A 58-page report from the president of Harvard on “Diversity and Learning” may not seem like hot stuff — and it isn’t, really — but it shows where American education is today. Since Harvard is run by liberals and has been for some time, it is no surprise that Nell Rudenstine should write a defense of the liberal policy of affirmative action. What is striking is that he calls up the names of old-time liberals from the days when dead white males were men, and proud of it.

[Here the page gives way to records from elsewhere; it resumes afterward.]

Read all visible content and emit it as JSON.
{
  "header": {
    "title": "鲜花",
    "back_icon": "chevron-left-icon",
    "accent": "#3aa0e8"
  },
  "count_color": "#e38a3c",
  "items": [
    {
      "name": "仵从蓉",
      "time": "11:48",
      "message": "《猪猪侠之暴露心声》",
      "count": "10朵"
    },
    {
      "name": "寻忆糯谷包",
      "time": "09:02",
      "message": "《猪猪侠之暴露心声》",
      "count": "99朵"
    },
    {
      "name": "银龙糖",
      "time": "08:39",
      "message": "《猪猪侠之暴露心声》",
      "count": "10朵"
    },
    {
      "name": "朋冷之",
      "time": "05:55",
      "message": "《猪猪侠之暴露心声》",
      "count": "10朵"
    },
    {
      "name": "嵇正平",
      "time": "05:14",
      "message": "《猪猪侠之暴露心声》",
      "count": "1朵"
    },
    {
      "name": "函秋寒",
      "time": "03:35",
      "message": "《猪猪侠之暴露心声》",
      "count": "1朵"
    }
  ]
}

Rudenstine’s report has not received as much attention as it deserves. It has not aroused much controversy among students, and the Crimson, Harvard’s student newspaper, found it lacking in fresh ideas. But the report was not meant to offer new ideas, and it has perhaps received as much attention as Rudenstine wanted. President since 1991, Rudenstine has kept a low profile, and this is his first venture into a hot political topic. Although he refers to controversy over diversity, he writes dispassionately, raises no new questions, and tries not to add to the controversy. He claims that since the 19th century, Harvard has sought diversity as can be seen in quotations from its best-known presidents — Charles W. Eliot, A. Lawrence Lowell, James B. Conant — all of whom actually used the precious word. Like an administrator ably deflecting public anxiety, and wary of increasing what he means to allay, Rudenstine reassures any skeptics that, with affrmative action, Harvard is merely doing what it has always done, which surely was done, and is still being done, for good reason.